Problem to solve: Search the entries for the word "name" and return every line where it is found.

________________________________________

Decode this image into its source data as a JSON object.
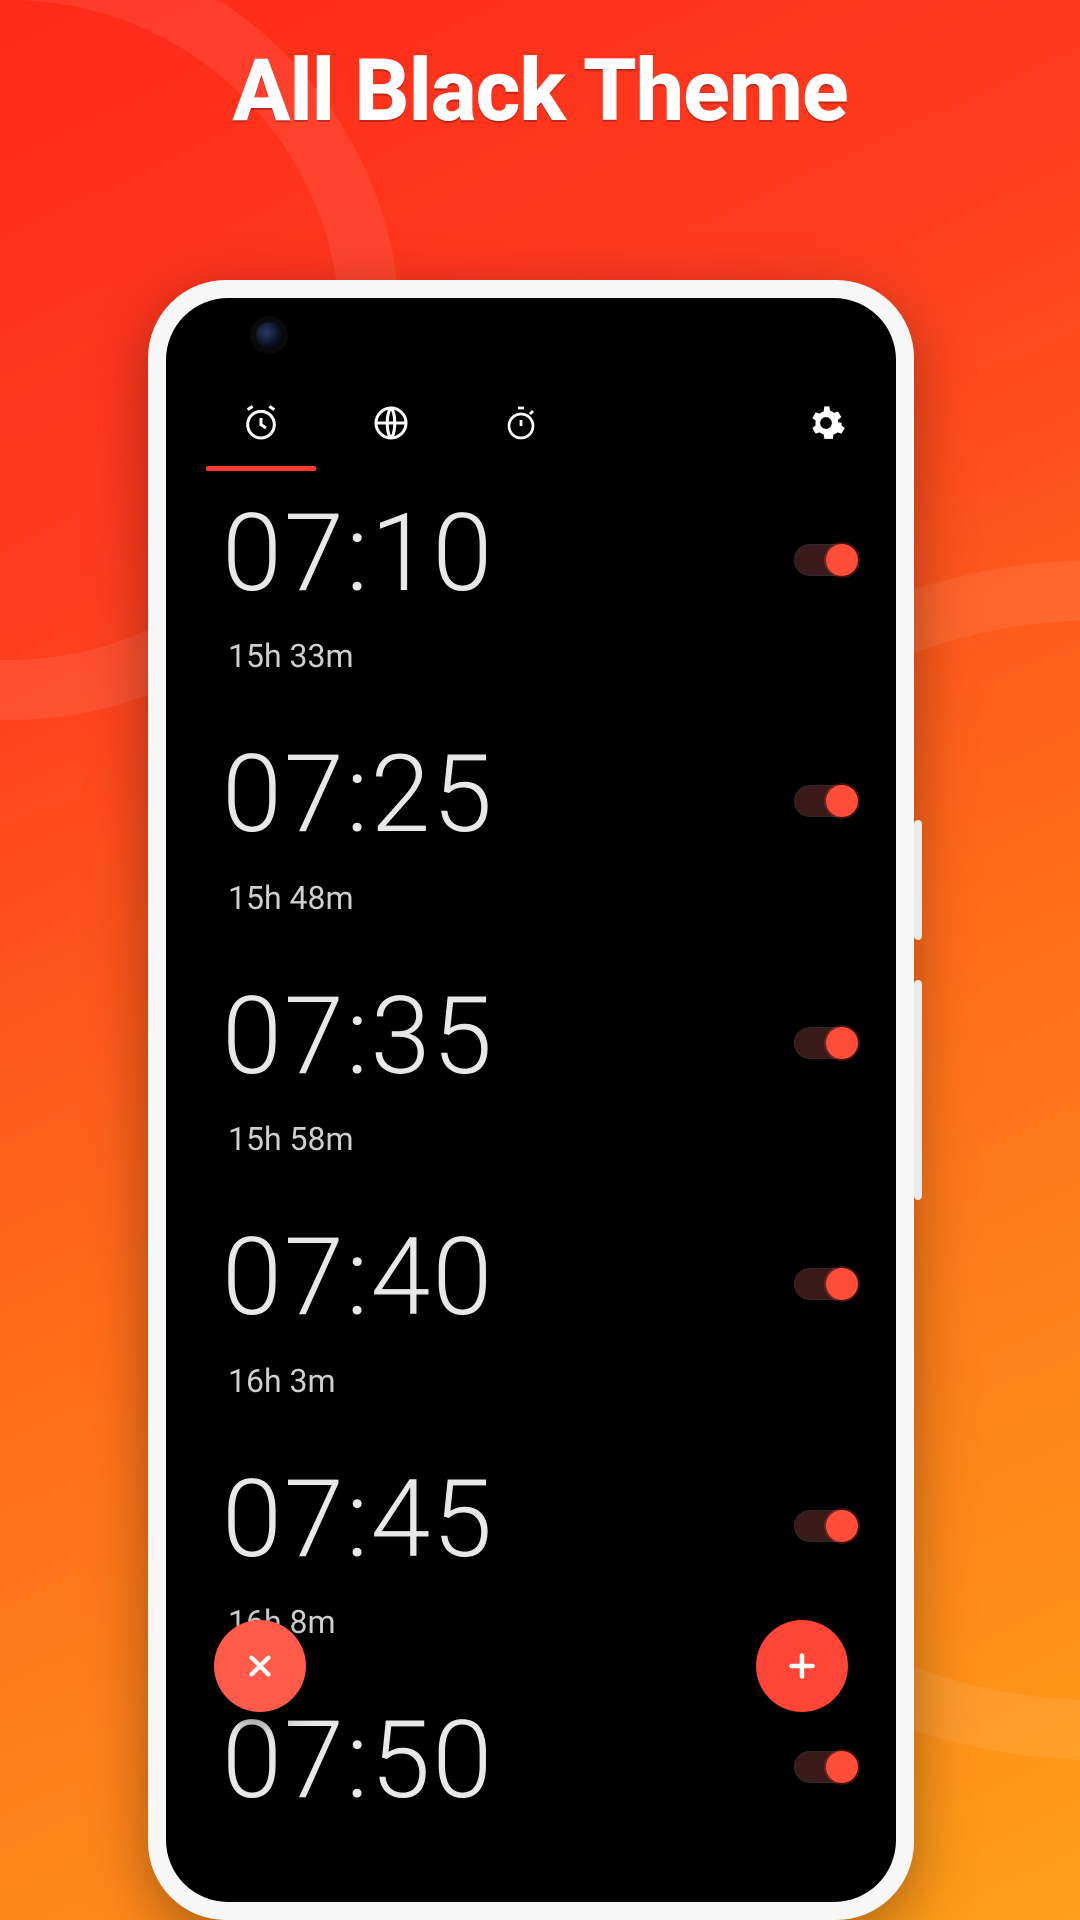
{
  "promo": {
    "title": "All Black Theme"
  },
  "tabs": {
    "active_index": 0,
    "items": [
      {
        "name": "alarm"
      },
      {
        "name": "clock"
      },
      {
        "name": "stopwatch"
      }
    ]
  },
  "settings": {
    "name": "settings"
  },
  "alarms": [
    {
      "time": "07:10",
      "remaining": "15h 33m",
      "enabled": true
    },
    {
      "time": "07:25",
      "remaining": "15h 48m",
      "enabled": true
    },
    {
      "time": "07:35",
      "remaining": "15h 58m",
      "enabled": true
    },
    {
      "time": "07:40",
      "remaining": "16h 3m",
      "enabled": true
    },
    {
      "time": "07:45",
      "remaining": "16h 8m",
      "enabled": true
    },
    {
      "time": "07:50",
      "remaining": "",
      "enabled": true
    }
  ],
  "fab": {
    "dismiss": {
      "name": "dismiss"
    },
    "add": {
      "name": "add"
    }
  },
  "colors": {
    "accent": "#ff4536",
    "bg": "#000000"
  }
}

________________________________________

Answer to this exercise:
        "name": "alarm"
        "name": "clock"
        "name": "stopwatch"
    "name": "settings"
      "name": "dismiss"
      "name": "add"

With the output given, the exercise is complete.